▶ **Brief**:
Filter the entries, keeping every line with the string "screenshot".

Stored items:
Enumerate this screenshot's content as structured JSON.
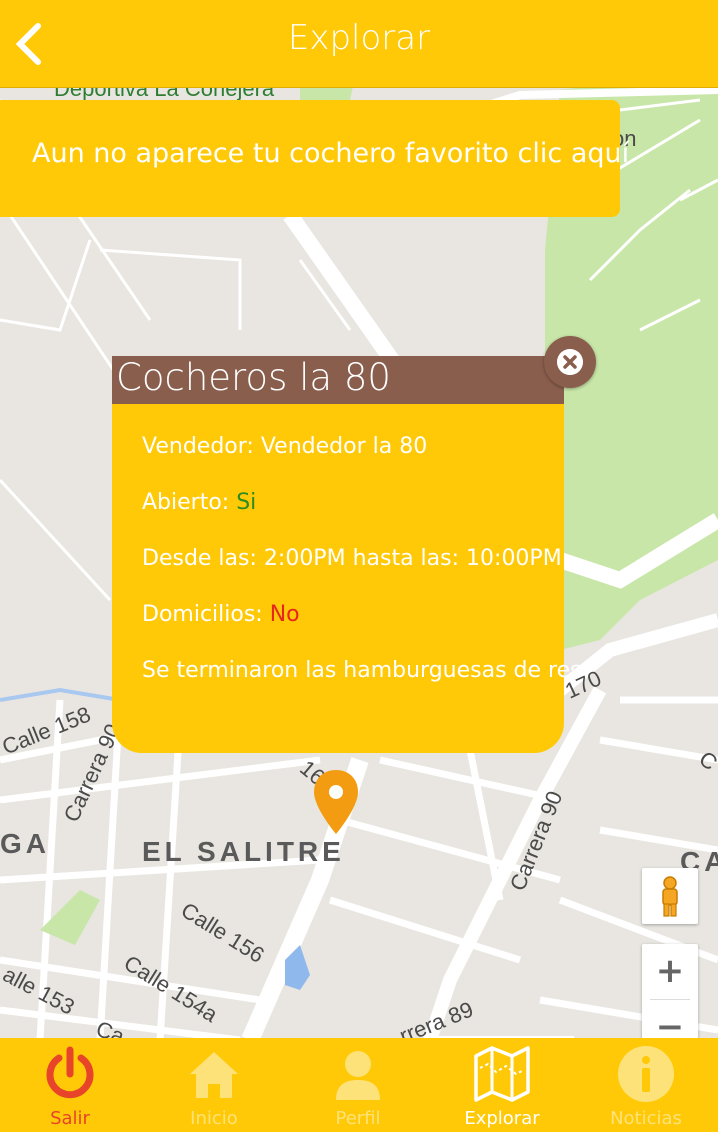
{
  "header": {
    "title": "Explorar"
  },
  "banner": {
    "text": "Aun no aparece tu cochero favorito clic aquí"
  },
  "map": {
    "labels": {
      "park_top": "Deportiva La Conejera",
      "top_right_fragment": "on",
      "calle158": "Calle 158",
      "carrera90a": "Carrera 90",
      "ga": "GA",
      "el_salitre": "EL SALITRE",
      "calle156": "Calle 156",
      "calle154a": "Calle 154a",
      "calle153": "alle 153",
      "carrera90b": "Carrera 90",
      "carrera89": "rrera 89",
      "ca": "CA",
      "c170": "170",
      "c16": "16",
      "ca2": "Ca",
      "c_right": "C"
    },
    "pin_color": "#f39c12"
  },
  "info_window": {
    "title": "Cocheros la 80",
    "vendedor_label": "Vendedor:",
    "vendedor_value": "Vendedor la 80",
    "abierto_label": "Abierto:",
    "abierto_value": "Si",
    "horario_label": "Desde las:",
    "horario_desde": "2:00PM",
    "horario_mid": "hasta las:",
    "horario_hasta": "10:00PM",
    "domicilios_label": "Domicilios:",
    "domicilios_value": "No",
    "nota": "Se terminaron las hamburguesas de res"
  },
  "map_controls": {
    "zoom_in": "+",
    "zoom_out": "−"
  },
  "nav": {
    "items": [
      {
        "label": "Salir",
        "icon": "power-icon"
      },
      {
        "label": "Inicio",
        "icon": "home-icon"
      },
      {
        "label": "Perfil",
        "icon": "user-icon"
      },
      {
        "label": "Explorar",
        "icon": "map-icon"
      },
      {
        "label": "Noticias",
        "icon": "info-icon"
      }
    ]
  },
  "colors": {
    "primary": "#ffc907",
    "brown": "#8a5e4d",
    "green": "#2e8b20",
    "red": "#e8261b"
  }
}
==
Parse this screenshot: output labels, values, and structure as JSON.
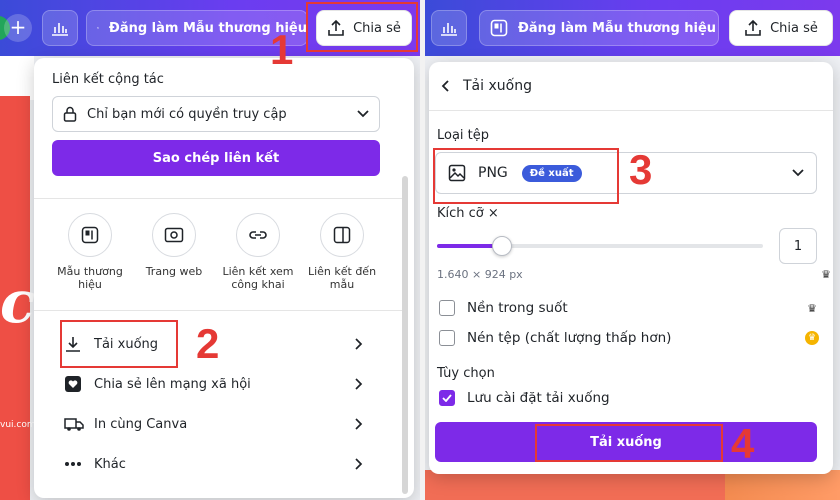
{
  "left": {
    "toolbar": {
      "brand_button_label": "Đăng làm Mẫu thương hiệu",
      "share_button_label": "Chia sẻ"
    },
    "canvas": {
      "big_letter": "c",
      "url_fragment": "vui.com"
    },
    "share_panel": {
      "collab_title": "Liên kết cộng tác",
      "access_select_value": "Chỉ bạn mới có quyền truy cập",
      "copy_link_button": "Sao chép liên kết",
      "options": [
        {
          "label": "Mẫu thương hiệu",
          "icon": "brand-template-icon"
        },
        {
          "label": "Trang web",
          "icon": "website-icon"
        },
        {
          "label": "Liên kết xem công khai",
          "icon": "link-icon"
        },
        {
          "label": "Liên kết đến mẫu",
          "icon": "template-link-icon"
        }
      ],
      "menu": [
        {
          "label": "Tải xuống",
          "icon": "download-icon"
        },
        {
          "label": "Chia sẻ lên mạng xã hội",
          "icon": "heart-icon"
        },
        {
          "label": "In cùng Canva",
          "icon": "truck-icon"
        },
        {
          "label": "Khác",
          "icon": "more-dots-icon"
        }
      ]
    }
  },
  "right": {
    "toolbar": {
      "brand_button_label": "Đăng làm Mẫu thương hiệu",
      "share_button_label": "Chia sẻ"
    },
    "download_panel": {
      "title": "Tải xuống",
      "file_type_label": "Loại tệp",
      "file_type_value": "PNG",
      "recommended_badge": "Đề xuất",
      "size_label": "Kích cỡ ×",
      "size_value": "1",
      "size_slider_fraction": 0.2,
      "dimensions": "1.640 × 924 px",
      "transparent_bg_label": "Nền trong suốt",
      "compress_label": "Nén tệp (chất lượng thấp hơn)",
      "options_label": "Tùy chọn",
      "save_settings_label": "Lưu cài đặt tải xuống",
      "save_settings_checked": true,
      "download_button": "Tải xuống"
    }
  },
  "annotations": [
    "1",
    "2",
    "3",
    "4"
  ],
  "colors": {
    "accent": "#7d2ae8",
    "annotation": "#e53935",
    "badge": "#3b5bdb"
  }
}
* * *
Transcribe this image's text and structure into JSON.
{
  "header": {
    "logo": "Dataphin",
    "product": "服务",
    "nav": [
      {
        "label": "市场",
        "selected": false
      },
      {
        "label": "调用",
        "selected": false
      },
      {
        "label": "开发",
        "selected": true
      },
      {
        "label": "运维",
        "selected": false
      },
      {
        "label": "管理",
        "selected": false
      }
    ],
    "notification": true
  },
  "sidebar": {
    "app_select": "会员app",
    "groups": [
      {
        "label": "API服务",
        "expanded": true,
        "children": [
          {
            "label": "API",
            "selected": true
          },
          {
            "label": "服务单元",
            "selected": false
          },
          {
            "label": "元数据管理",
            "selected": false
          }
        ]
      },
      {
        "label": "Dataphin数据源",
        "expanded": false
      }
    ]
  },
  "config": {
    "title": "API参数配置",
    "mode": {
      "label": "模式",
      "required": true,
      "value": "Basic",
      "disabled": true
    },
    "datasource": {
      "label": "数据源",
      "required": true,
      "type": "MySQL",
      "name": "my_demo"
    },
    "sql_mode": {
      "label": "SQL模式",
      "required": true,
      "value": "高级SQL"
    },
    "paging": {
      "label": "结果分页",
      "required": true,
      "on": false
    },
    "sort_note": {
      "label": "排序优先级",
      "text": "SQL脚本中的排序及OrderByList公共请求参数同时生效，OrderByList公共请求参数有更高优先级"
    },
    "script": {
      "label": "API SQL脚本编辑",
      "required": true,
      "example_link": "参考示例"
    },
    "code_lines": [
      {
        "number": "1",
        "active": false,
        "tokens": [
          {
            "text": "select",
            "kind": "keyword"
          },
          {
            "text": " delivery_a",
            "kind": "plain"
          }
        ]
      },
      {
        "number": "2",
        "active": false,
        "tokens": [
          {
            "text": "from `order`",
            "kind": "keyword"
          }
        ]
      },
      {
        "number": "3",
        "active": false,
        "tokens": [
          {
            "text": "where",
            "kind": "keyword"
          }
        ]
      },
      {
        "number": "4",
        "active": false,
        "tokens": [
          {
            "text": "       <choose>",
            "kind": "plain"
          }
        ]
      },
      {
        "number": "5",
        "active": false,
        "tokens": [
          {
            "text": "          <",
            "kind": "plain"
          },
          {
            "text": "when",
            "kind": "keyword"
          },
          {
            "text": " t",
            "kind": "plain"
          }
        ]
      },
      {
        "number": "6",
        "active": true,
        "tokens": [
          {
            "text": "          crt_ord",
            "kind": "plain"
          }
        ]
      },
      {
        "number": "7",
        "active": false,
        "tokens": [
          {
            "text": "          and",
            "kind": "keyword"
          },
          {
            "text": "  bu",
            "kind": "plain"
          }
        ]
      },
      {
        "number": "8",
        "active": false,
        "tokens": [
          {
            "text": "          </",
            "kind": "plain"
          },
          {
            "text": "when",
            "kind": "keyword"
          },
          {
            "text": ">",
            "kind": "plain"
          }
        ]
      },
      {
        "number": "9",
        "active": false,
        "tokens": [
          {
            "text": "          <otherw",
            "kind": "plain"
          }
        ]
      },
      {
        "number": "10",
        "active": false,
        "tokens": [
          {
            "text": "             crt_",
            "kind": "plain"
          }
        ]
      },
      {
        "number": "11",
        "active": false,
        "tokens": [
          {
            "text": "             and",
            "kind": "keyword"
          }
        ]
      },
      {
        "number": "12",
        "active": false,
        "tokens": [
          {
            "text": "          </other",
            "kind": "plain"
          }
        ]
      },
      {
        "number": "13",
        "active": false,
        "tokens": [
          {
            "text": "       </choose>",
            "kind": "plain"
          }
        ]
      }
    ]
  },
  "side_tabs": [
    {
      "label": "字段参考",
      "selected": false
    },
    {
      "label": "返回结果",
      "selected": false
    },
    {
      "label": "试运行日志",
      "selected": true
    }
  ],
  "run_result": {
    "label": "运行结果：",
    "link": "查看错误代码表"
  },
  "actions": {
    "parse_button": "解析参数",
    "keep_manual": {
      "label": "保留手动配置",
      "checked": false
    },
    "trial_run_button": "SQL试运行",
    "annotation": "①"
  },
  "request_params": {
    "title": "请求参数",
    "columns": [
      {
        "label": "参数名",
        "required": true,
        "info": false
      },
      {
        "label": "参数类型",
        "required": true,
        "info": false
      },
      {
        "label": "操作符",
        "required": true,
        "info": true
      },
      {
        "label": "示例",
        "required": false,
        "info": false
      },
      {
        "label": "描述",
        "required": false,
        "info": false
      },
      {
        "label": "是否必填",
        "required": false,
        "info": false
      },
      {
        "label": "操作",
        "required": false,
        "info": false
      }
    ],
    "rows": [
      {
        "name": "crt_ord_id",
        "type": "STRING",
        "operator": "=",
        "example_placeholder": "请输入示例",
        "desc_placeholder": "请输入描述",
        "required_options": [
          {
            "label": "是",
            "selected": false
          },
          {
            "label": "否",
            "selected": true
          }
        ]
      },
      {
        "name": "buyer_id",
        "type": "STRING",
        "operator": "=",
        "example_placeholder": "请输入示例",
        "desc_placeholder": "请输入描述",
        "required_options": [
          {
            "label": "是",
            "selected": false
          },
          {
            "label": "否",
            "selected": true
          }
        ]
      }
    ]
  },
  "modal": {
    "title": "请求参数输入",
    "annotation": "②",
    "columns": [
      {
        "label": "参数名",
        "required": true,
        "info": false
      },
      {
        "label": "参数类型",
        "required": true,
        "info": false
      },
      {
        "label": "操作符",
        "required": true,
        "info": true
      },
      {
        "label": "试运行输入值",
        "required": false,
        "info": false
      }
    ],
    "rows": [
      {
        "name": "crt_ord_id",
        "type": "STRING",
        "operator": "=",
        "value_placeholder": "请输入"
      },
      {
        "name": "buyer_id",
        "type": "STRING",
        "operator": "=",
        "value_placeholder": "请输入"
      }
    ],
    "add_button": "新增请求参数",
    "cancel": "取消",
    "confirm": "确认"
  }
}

▶ **Answer for this exercise**:
Enumerate this screenshot's content as structured JSON.
Parse this screenshot: output labels, values, and structure as JSON.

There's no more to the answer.